Work item:
Should a line below contain the word "選択済みロジカルネットワーク", report it.

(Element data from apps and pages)
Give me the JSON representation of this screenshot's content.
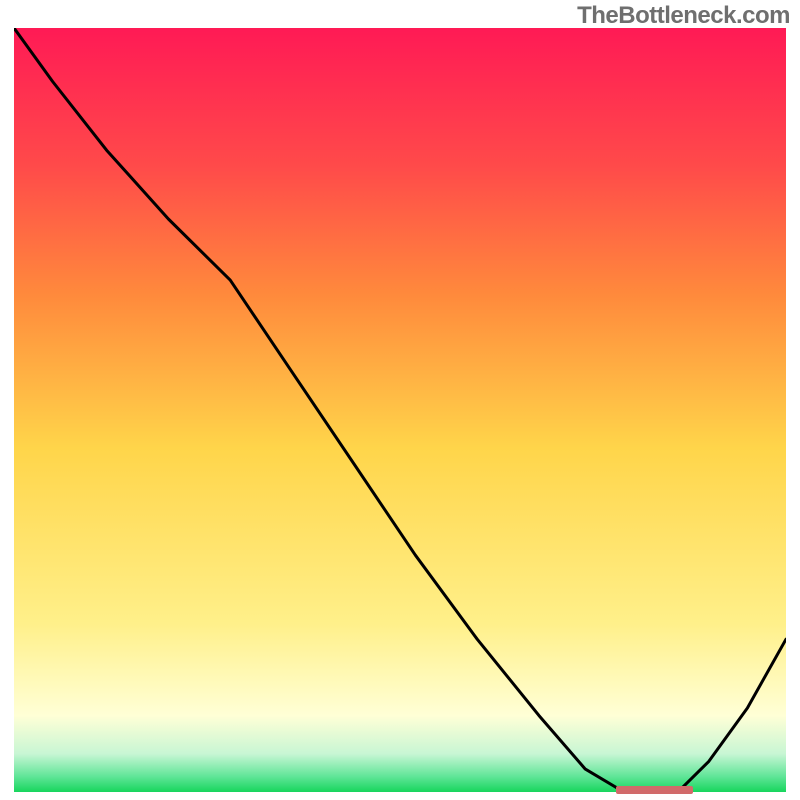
{
  "watermark": "TheBottleneck.com",
  "colors": {
    "grad_top": "#ff1a55",
    "grad_mid1": "#ff7a3c",
    "grad_mid2": "#ffd54a",
    "grad_mid3": "#fff08a",
    "grad_pale": "#ffffd6",
    "grad_green_pale": "#b6f5c7",
    "grad_green": "#17d65d",
    "curve": "#000000",
    "valley_mark": "#d16a6a"
  },
  "chart_data": {
    "type": "line",
    "title": "",
    "xlabel": "",
    "ylabel": "",
    "xlim": [
      0,
      100
    ],
    "ylim": [
      0,
      100
    ],
    "series": [
      {
        "name": "curve",
        "x": [
          0,
          5,
          12,
          20,
          28,
          36,
          44,
          52,
          60,
          68,
          74,
          79,
          83,
          86,
          90,
          95,
          100
        ],
        "y": [
          100,
          93,
          84,
          75,
          67,
          55,
          43,
          31,
          20,
          10,
          3,
          0,
          0,
          0,
          4,
          11,
          20
        ]
      }
    ],
    "valley_segment": {
      "x_start": 78,
      "x_end": 88,
      "y": 0
    },
    "note": "Values are read approximately from a chart with no visible axis ticks; scale is normalized 0–100 on both axes."
  }
}
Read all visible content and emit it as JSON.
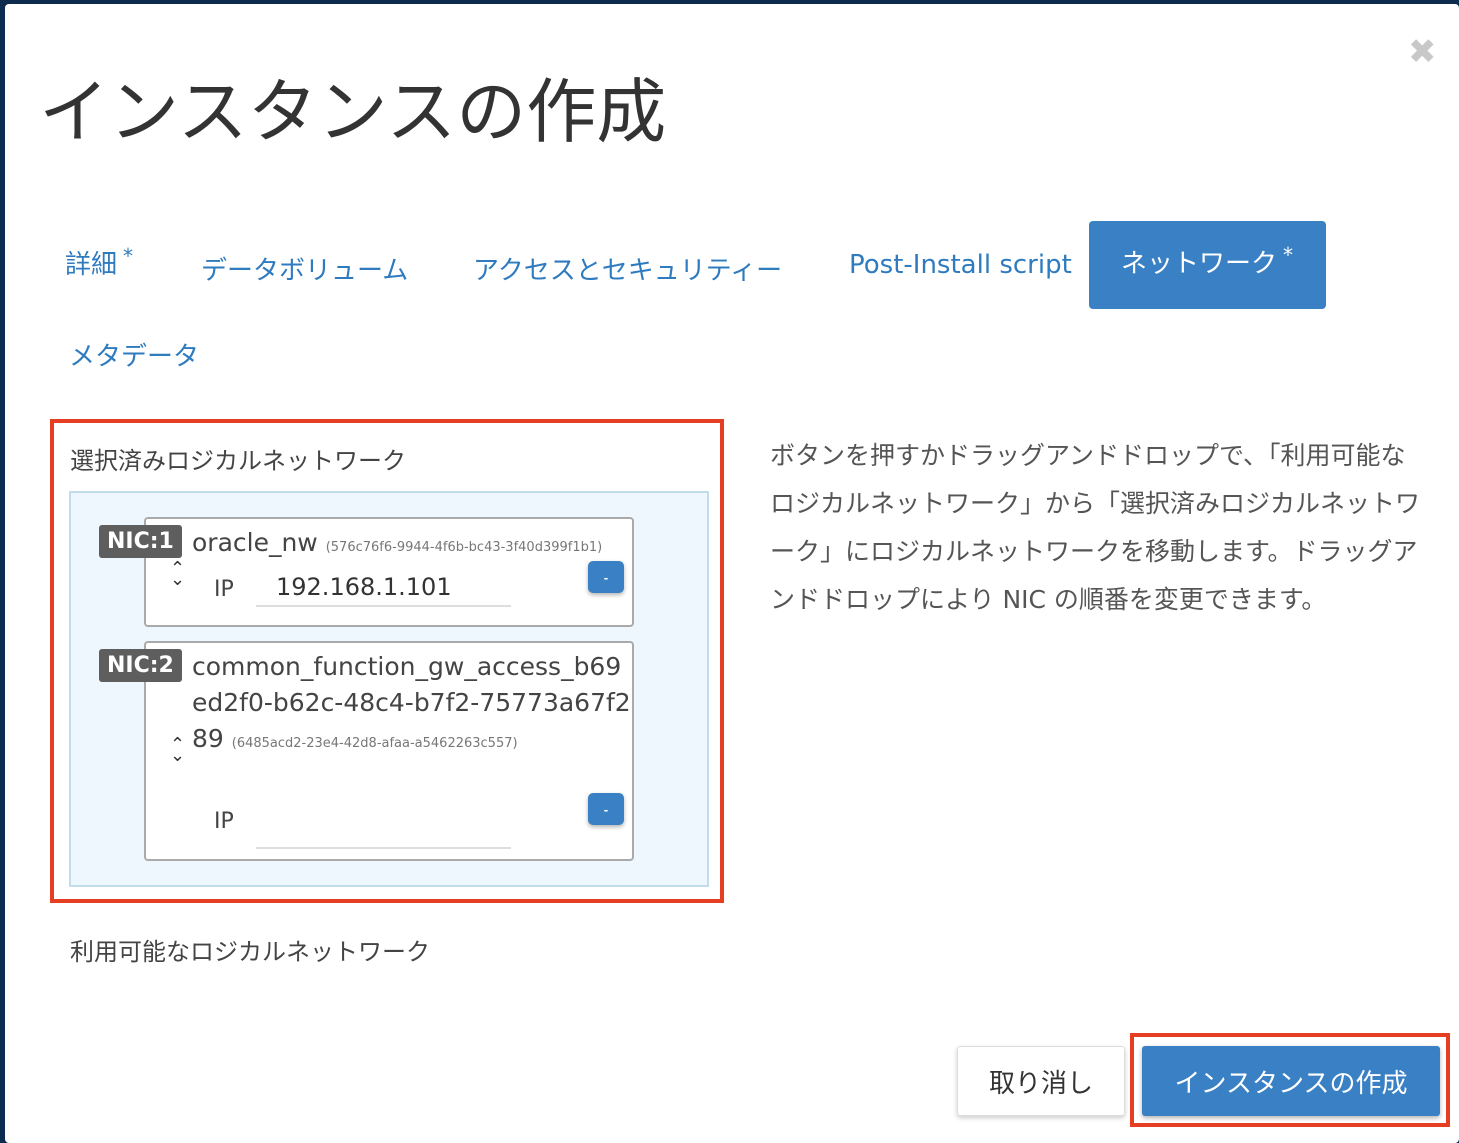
{
  "title": "インスタンスの作成",
  "tabs": [
    {
      "label": "詳細",
      "required": "*"
    },
    {
      "label": "データボリューム"
    },
    {
      "label": "アクセスとセキュリティー"
    },
    {
      "label": "Post-Install script"
    },
    {
      "label": "ネットワーク",
      "required": "*"
    },
    {
      "label": "メタデータ"
    }
  ],
  "selected": {
    "label": "選択済みロジカルネットワーク",
    "nics": [
      {
        "badge": "NIC:1",
        "name": "oracle_nw",
        "id": "(576c76f6-9944-4f6b-bc43-3f40d399f1b1)",
        "ip_label": "IP",
        "ip": "192.168.1.101",
        "remove": "-"
      },
      {
        "badge": "NIC:2",
        "name": "common_function_gw_access_b69ed2f0-b62c-48c4-b7f2-75773a67f289",
        "id": "(6485acd2-23e4-42d8-afaa-a5462263c557)",
        "ip_label": "IP",
        "ip": "",
        "remove": "-"
      }
    ]
  },
  "help": "ボタンを押すかドラッグアンドドロップで、「利用可能なロジカルネットワーク」から「選択済みロジカルネットワーク」にロジカルネットワークを移動します。ドラッグアンドドロップにより NIC の順番を変更できます。",
  "available_label": "利用可能なロジカルネットワーク",
  "buttons": {
    "cancel": "取り消し",
    "create": "インスタンスの作成"
  }
}
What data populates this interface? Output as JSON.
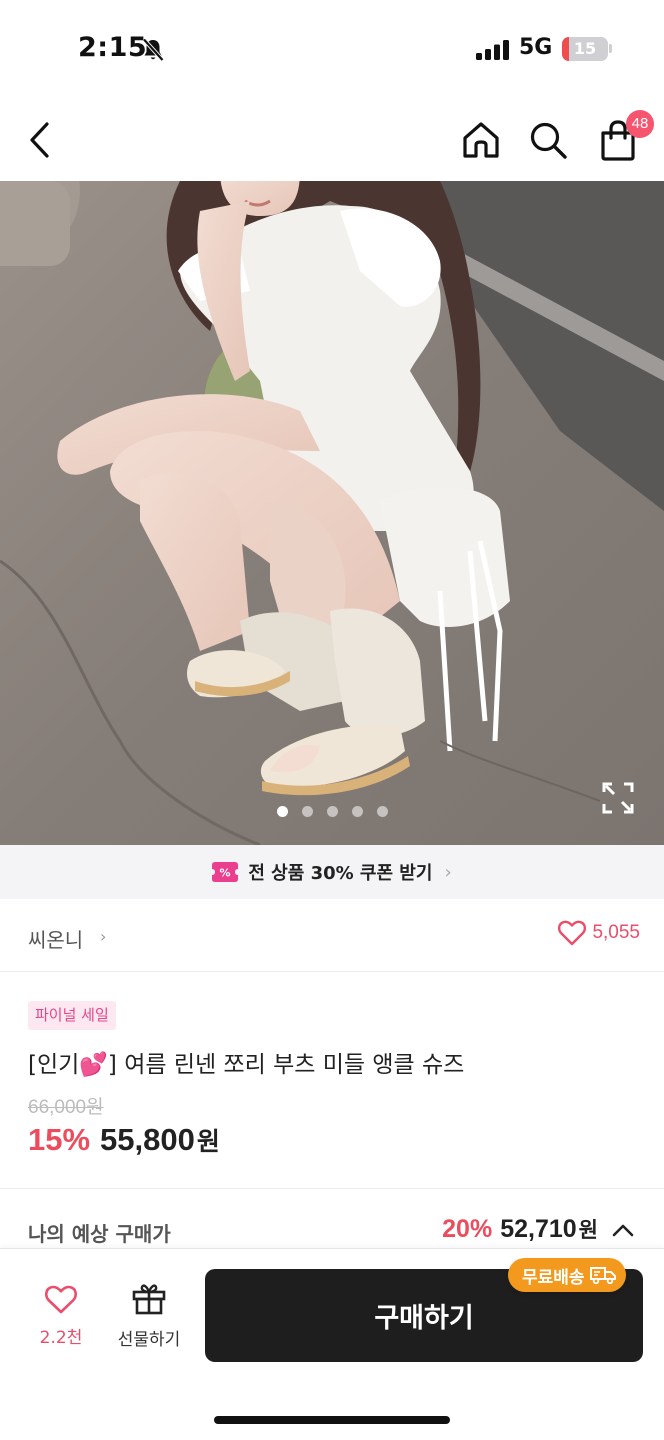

Answer space:
    "label": "選択済みロジカルネットワーク",
  "help": "ボタンを押すかドラッグアンドドロップで、「利用可能なロジカルネットワーク」から「選択済みロジカルネットワーク」にロジカルネットワークを移動します。ドラッグアンドドロップにより NIC の順番を変更できます。",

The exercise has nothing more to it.